Could you return every record below exactly as it is written?

■ Supplied data
══════
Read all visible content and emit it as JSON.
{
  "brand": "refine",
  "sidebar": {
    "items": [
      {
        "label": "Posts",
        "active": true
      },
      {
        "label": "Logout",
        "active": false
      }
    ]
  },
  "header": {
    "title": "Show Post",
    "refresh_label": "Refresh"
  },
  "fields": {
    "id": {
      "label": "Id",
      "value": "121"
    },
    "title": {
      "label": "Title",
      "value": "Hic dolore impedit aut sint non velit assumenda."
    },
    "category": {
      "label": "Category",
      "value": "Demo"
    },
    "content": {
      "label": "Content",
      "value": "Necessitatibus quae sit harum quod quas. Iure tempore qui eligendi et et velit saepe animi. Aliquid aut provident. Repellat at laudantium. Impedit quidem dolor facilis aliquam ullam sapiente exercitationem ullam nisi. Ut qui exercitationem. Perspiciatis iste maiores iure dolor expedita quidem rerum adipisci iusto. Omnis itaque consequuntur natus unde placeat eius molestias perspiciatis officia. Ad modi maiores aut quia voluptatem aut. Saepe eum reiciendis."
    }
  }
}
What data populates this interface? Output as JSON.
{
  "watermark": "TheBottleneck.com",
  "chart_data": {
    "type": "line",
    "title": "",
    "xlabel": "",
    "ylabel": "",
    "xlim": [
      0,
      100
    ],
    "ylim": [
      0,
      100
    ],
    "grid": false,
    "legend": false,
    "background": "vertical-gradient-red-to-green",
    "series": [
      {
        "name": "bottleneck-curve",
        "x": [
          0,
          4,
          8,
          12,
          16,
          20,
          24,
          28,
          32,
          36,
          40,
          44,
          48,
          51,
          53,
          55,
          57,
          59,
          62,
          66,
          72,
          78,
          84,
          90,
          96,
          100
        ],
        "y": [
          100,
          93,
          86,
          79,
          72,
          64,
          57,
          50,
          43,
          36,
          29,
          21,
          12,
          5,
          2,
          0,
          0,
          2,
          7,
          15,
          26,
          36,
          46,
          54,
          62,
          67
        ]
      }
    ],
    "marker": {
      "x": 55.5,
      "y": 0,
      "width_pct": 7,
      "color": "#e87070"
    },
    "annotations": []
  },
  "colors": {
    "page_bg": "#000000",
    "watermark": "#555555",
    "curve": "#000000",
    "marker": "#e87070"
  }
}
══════
■ Solution
Read all visible content and emit it as JSON.
{
  "brand": "refine",
  "sidebar": {
    "items": [
      {
        "label": "Posts",
        "active": true
      },
      {
        "label": "Logout",
        "active": false
      }
    ]
  },
  "header": {
    "title": "Show Post",
    "refresh_label": "Refresh"
  },
  "fields": {
    "id": {
      "label": "Id",
      "value": "121"
    },
    "title": {
      "label": "Title",
      "value": "Hic dolore impedit aut sint non velit assumenda."
    },
    "category": {
      "label": "Category",
      "value": "Demo"
    },
    "content": {
      "label": "Content",
      "value": "Necessitatibus quae sit harum quod quas. Iure tempore qui eligendi et et velit saepe animi. Aliquid aut provident. Repellat at laudantium. Impedit quidem dolor facilis aliquam ullam sapiente exercitationem ullam nisi. Ut qui exercitationem. Perspiciatis iste maiores iure dolor expedita quidem rerum adipisci iusto. Omnis itaque consequuntur natus unde placeat eius molestias perspiciatis officia. Ad modi maiores aut quia voluptatem aut. Saepe eum reiciendis."
    }
  }
}
What data populates this interface? Output as JSON.
{
  "watermark": "TheBottleneck.com",
  "chart_data": {
    "type": "line",
    "title": "",
    "xlabel": "",
    "ylabel": "",
    "xlim": [
      0,
      100
    ],
    "ylim": [
      0,
      100
    ],
    "grid": false,
    "legend": false,
    "background": "vertical-gradient-red-to-green",
    "series": [
      {
        "name": "bottleneck-curve",
        "x": [
          0,
          4,
          8,
          12,
          16,
          20,
          24,
          28,
          32,
          36,
          40,
          44,
          48,
          51,
          53,
          55,
          57,
          59,
          62,
          66,
          72,
          78,
          84,
          90,
          96,
          100
        ],
        "y": [
          100,
          93,
          86,
          79,
          72,
          64,
          57,
          50,
          43,
          36,
          29,
          21,
          12,
          5,
          2,
          0,
          0,
          2,
          7,
          15,
          26,
          36,
          46,
          54,
          62,
          67
        ]
      }
    ],
    "marker": {
      "x": 55.5,
      "y": 0,
      "width_pct": 7,
      "color": "#e87070"
    },
    "annotations": []
  },
  "colors": {
    "page_bg": "#000000",
    "watermark": "#555555",
    "curve": "#000000",
    "marker": "#e87070"
  }
}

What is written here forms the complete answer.